Task to carry out
Report each line of the records below that uses the word "arrow".

Study material
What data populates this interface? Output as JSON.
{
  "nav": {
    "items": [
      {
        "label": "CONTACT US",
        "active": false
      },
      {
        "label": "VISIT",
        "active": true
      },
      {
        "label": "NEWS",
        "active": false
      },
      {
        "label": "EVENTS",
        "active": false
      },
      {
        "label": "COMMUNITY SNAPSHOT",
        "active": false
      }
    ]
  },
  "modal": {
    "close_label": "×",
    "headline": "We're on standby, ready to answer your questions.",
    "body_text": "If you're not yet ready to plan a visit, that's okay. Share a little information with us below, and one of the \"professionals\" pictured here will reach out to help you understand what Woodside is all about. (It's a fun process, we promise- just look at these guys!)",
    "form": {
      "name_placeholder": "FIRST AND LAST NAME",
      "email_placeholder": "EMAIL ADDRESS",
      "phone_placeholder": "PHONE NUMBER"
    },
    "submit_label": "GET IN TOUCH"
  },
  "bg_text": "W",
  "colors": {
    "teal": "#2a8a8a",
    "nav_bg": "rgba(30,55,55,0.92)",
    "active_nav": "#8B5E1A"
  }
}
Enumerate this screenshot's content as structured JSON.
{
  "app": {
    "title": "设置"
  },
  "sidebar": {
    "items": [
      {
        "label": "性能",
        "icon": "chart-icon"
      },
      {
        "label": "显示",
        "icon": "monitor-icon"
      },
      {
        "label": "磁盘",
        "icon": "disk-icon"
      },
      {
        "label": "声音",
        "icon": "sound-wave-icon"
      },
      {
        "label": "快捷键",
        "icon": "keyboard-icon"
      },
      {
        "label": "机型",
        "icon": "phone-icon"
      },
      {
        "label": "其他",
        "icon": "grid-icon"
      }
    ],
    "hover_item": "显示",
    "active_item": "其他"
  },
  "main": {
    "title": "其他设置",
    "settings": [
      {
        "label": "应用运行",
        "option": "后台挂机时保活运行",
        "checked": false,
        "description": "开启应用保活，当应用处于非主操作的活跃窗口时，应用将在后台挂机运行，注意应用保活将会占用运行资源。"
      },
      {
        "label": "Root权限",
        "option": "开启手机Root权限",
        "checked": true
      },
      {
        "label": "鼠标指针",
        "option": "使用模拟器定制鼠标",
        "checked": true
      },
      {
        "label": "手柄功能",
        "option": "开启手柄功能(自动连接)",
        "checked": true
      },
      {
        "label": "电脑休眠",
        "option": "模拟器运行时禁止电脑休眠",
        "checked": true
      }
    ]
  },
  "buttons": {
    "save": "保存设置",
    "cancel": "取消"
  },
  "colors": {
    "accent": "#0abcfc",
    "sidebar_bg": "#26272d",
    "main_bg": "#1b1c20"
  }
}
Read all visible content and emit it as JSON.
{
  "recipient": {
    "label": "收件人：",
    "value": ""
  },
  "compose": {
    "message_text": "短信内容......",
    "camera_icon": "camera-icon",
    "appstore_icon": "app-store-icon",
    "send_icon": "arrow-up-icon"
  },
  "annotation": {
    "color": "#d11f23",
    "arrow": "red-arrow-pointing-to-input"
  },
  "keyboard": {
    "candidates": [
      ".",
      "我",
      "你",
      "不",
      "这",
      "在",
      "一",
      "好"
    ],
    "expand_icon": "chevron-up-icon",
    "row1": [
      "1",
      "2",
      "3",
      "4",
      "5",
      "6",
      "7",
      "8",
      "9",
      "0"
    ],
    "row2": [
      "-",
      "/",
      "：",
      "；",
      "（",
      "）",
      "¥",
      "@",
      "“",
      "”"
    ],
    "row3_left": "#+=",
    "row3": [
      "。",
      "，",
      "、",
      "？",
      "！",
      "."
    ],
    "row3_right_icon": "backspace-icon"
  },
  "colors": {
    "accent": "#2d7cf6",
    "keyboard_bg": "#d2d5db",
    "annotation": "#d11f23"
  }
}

Answer box
    "send_icon": "arrow-up-icon"
    "arrow": "red-arrow-pointing-to-input"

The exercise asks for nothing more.